Stored data -

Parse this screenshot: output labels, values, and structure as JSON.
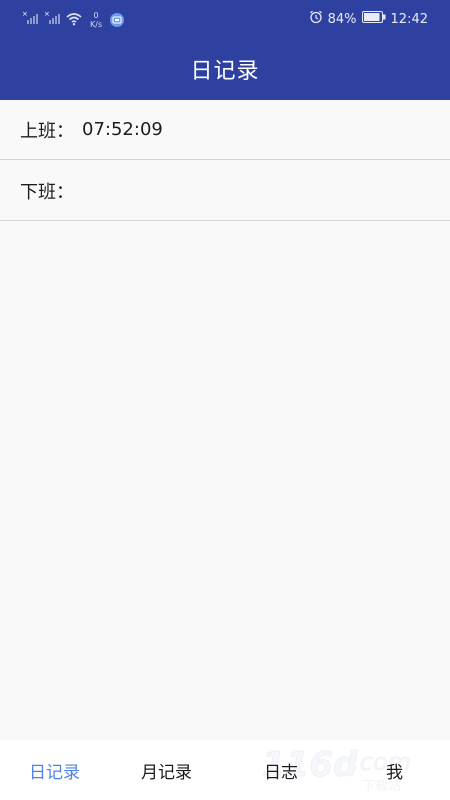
{
  "status_bar": {
    "speed_value": "0",
    "speed_unit": "K/s",
    "battery": "84%",
    "time": "12:42",
    "icons": [
      "signal-1-icon",
      "signal-2-icon",
      "wifi-icon",
      "cloud-app-icon",
      "alarm-icon",
      "battery-icon"
    ]
  },
  "app_bar": {
    "title": "日记录"
  },
  "records": [
    {
      "label": "上班",
      "colon": "：",
      "value": "07:52:09"
    },
    {
      "label": "下班",
      "colon": "：",
      "value": ""
    }
  ],
  "bottom_nav": {
    "items": [
      {
        "label": "日记录",
        "active": true
      },
      {
        "label": "月记录",
        "active": false
      },
      {
        "label": "日志",
        "active": false
      },
      {
        "label": "我",
        "active": false
      }
    ]
  },
  "watermark": {
    "text": "116d.com",
    "sub": "下载站"
  },
  "colors": {
    "primary": "#2f41a0",
    "active_tab": "#4f84e6",
    "background": "#f9f9f9",
    "divider": "#d6d6d6"
  }
}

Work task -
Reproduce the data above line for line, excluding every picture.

Problem solution -
Parse this screenshot: output labels, values, and structure as JSON.
{
  "status_bar": {
    "speed_value": "0",
    "speed_unit": "K/s",
    "battery": "84%",
    "time": "12:42",
    "icons": [
      "signal-1-icon",
      "signal-2-icon",
      "wifi-icon",
      "cloud-app-icon",
      "alarm-icon",
      "battery-icon"
    ]
  },
  "app_bar": {
    "title": "日记录"
  },
  "records": [
    {
      "label": "上班",
      "colon": "：",
      "value": "07:52:09"
    },
    {
      "label": "下班",
      "colon": "：",
      "value": ""
    }
  ],
  "bottom_nav": {
    "items": [
      {
        "label": "日记录",
        "active": true
      },
      {
        "label": "月记录",
        "active": false
      },
      {
        "label": "日志",
        "active": false
      },
      {
        "label": "我",
        "active": false
      }
    ]
  },
  "watermark": {
    "text": "116d.com",
    "sub": "下载站"
  },
  "colors": {
    "primary": "#2f41a0",
    "active_tab": "#4f84e6",
    "background": "#f9f9f9",
    "divider": "#d6d6d6"
  }
}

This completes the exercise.